As far as Griffin goes, I guess you have to front him, double him constantly, prevent him from getting the ball, and possibly give him a ninja suplex to stop him. Any Michigan player with spare fouls should use them liberally should Griffin find himself in an advantageous position. Michigan's status as a team that uses a few different zones should help limit the damage Griffin can do, as they can switch between a few different defenses and confuse entry passes and the like from Oklahoma's young and not that great guards.
Slidin', again. Michigan may be fortunate to have run across a team that, like Clemson, is sliding a bit as the season comes to an end. Oklahoma finished its year by losing four of six, including an opening-game loss to Oklahoma State in the Big 12 tourney. I wouldn't get too excited, though: all of those losses game to quality tournament teams and only the Kansas game was at home. This is not analogous to Clemson's situation, which saw the Tigers drop games against the likes of Georgia Tech.
Coachin'. The Beilein-as-tourney-mastermind meme continues with another upset for his hall of heads, albeit against the active coach with the worst PASE score in all the land. Jeff Capel doesn't have much of a record, but it's better than Oliver Purnell's:
- 2004: Capel gets VCU in as a 13 seed, where they lose to #4 Wake Forest by a single point.
- 2008: Oklahoma makes the field as a 6, handily beating St Joseph's in the first round before getting clubbed by Louisville 78-48.
Capel went to Duke, for whatever that's worth. Anger about someone else getting a good coach from Duke? General anger about the white Devils? I don't know.

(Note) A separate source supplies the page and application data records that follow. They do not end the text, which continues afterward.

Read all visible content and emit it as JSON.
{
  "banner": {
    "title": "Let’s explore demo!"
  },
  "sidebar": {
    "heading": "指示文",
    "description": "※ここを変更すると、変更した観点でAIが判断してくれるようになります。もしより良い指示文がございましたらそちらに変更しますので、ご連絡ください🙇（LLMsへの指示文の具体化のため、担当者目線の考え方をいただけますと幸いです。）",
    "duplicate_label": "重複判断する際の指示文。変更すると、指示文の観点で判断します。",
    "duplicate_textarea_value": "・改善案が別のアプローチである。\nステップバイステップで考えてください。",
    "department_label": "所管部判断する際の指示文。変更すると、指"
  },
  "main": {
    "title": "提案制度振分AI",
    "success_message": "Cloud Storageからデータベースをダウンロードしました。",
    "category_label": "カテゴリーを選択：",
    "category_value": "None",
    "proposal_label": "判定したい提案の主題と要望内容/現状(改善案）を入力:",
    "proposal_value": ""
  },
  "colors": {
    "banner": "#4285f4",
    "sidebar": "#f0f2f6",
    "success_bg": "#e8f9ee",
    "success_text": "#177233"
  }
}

Common Opponent. There was just one: Oklahoma beat Purdue 87-82.
The General Feeling Of Foreboding
Yeah, I've got it too. Or, rather, I've got it as much as anyone can have it when you're dealing with this Michigan basketball team that has exceeded expectations so massively.

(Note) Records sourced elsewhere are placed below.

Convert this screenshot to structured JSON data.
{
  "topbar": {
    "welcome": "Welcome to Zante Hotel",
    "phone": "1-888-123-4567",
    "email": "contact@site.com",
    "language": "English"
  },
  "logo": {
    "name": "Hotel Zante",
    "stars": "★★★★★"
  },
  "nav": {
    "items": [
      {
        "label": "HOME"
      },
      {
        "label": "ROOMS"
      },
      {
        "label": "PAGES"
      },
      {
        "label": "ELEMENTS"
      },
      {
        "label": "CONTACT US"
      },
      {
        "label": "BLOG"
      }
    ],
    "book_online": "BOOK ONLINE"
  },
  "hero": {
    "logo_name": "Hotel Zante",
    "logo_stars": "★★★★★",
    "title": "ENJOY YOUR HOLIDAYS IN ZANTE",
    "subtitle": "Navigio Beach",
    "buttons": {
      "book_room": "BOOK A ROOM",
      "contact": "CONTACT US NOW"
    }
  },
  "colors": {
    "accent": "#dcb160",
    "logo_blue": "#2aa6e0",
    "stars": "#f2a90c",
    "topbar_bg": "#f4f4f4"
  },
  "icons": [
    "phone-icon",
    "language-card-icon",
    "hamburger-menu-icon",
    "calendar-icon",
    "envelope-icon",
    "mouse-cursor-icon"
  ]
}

Michigan finds itself facing a team poised to exploit their greatest weakness. I mean…
For being a scout team player that saw all of 20 minutes of floor time this season, Eric Puls got plenty of attention Friday afternoon.
The 6-foot-10-inch University of Michigan redshirt freshman played the role of Oklahoma forward Blake Griffin during Friday's practice session at the Sprint Center as the Wolverines prepared for tonight's NCAA Tournament South Regional test against the No. 2-seeded Sooners.

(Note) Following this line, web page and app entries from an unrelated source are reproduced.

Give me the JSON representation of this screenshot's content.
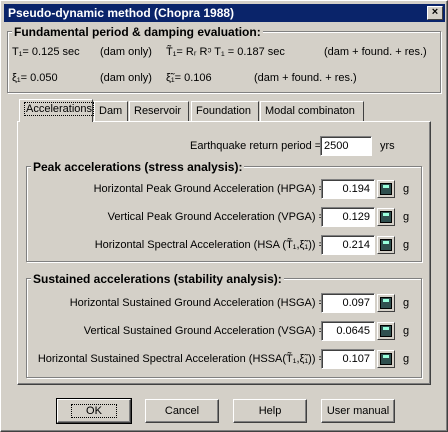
{
  "window": {
    "title": "Pseudo-dynamic method (Chopra 1988)",
    "close_glyph": "×"
  },
  "fundamental": {
    "title": "Fundamental period & damping evaluation:",
    "t1": "T₁= 0.125 sec",
    "t1_note": "(dam only)",
    "t1_tilde": "T̃₁= Rᵣ Rᵓ T₁ = 0.187 sec",
    "t1_tilde_note": "(dam + found. + res.)",
    "xi1": "ξ₁= 0.050",
    "xi1_note": "(dam only)",
    "xi1_tilde": "ξ̃₁= 0.106",
    "xi1_tilde_note": "(dam + found. + res.)"
  },
  "tabs": [
    "Accelerations",
    "Dam",
    "Reservoir",
    "Foundation",
    "Modal combinaton"
  ],
  "return_period": {
    "label": "Earthquake return period =",
    "value": "2500",
    "unit": "yrs"
  },
  "peak": {
    "title": "Peak accelerations (stress analysis):",
    "rows": [
      {
        "label": "Horizontal Peak Ground Acceleration (HPGA) =",
        "value": "0.194",
        "unit": "g"
      },
      {
        "label": "Vertical Peak Ground Acceleration (VPGA) =",
        "value": "0.129",
        "unit": "g"
      },
      {
        "label": "Horizontal Spectral Acceleration (HSA (T̃₁,ξ̃₁)) =",
        "value": "0.214",
        "unit": "g"
      }
    ]
  },
  "sustained": {
    "title": "Sustained accelerations (stability analysis):",
    "rows": [
      {
        "label": "Horizontal Sustained Ground Acceleration (HSGA) =",
        "value": "0.097",
        "unit": "g"
      },
      {
        "label": "Vertical Sustained Ground Acceleration (VSGA) =",
        "value": "0.0645",
        "unit": "g"
      },
      {
        "label": "Horizontal Sustained Spectral Acceleration (HSSA(T̃₁,ξ̃₁)) =",
        "value": "0.107",
        "unit": "g"
      }
    ]
  },
  "buttons": {
    "ok": "OK",
    "cancel": "Cancel",
    "help": "Help",
    "manual": "User manual"
  }
}
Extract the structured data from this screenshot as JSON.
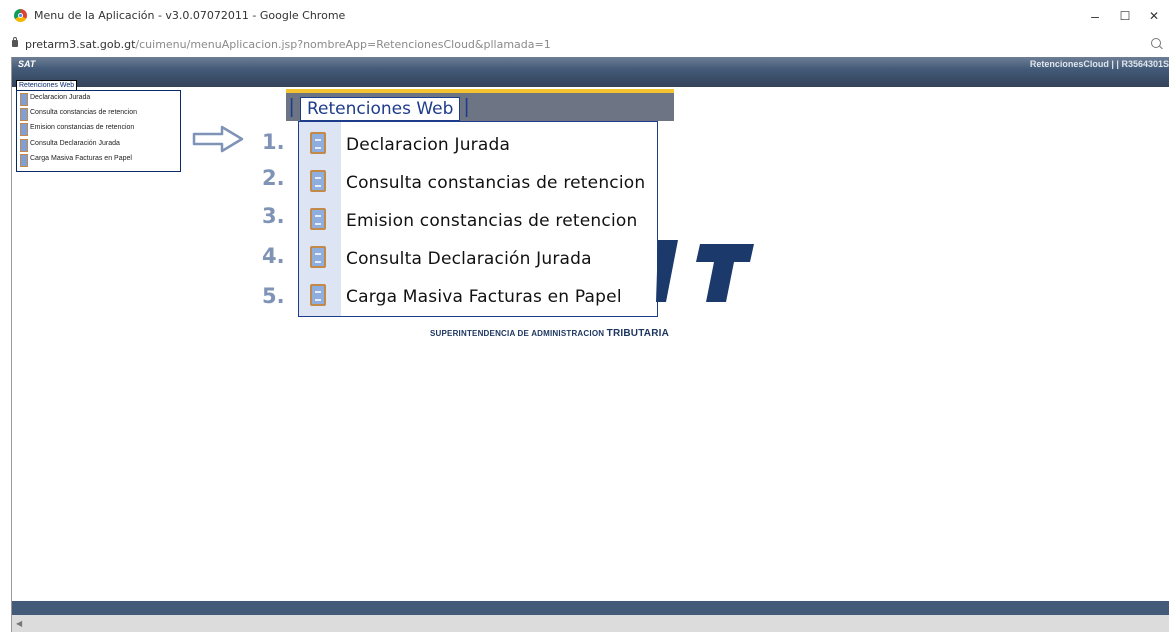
{
  "window": {
    "title": "Menu de la Aplicación - v3.0.07072011 - Google Chrome",
    "minimize": "–",
    "maximize": "☐",
    "close": "✕"
  },
  "address": {
    "domain": "pretarm3.sat.gob.gt",
    "path": "/cuimenu/menuAplicacion.jsp?nombreApp=RetencionesCloud&pllamada=1"
  },
  "appbar": {
    "logo": "SAT",
    "user": "RetencionesCloud | | R3564301S"
  },
  "small_menu": {
    "tab": "Retenciones Web",
    "items": [
      "Declaracion Jurada",
      "Consulta constancias de retencion",
      "Emision constancias de retencion",
      "Consulta Declaración Jurada",
      "Carga Masiva Facturas en Papel"
    ]
  },
  "big_menu": {
    "tab": "Retenciones Web",
    "items": [
      {
        "num": "1.",
        "label": "Declaracion Jurada"
      },
      {
        "num": "2.",
        "label": "Consulta constancias de retencion"
      },
      {
        "num": "3.",
        "label": "Emision constancias de retencion"
      },
      {
        "num": "4.",
        "label": "Consulta Declaración Jurada"
      },
      {
        "num": "5.",
        "label": "Carga Masiva Facturas en Papel"
      }
    ]
  },
  "background_logo": {
    "tagline_prefix": "SUPERINTENDENCIA DE ADMINISTRACION",
    "tagline_suffix": "TRIBUTARIA"
  },
  "colors": {
    "header": "#435a78",
    "menu_border": "#1e3c8c",
    "accent_line": "#f4c430",
    "number": "#7f93b7"
  }
}
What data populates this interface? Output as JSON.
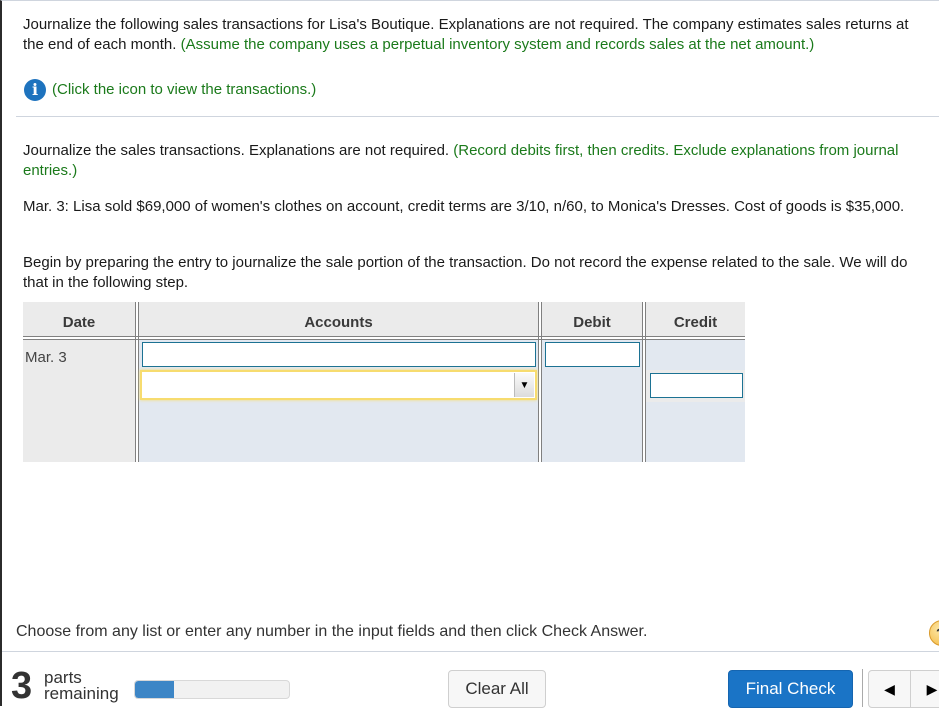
{
  "problem": {
    "intro_black": "Journalize the following sales transactions for Lisa's Boutique. Explanations are not required. The company estimates sales returns at the end of each month.",
    "intro_green": "(Assume the company uses a perpetual inventory system and records sales at the net amount.)",
    "info_icon": "info-icon",
    "info_link": "(Click the icon to view the transactions.)"
  },
  "part": {
    "instr_black": "Journalize the sales transactions. Explanations are not required.",
    "instr_green": "(Record debits first, then credits. Exclude explanations from journal entries.)",
    "transaction": "Mar. 3: Lisa sold $69,000 of women's clothes on account, credit terms are 3/10, n/60, to Monica's Dresses. Cost of goods is $35,000.",
    "begin": "Begin by preparing the entry to journalize the sale portion of the transaction. Do not record the expense related to the sale. We will do that in the following step."
  },
  "journal": {
    "headers": {
      "date": "Date",
      "accounts": "Accounts",
      "debit": "Debit",
      "credit": "Credit"
    },
    "rows": [
      {
        "date": "Mar. 3",
        "account": "",
        "debit": "",
        "credit": ""
      },
      {
        "date": "",
        "account": "",
        "debit": "",
        "credit": ""
      }
    ],
    "dropdown_icon": "▼"
  },
  "footer": {
    "choose_text": "Choose from any list or enter any number in the input fields and then click Check Answer.",
    "help_icon": "?",
    "parts_count": "3",
    "parts_label_1": "parts",
    "parts_label_2": "remaining",
    "progress_fraction": 0.25,
    "clear_all": "Clear All",
    "final_check": "Final Check",
    "prev_icon": "◀",
    "next_icon": "▶"
  }
}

…greatest weakness, man. I am racking my brain for things Eric Puls has in common with Blake Griffin and can come up with two: being 6'10" and having a cardiovascular system.
Playing man to man against Griffin is a recipe for points on your face and Michigan is going to have to do that after misses and turnovers, though thankfully there probably won't be much in the way of turnovers. They don't even have the post depth to foul freely.
I can see Michigan staying in the game for a while, but I can also see that one deadly Oklahoma run that pushes a close game to an eight or ten point gap all too clearly. This is probably it, but hey: okay.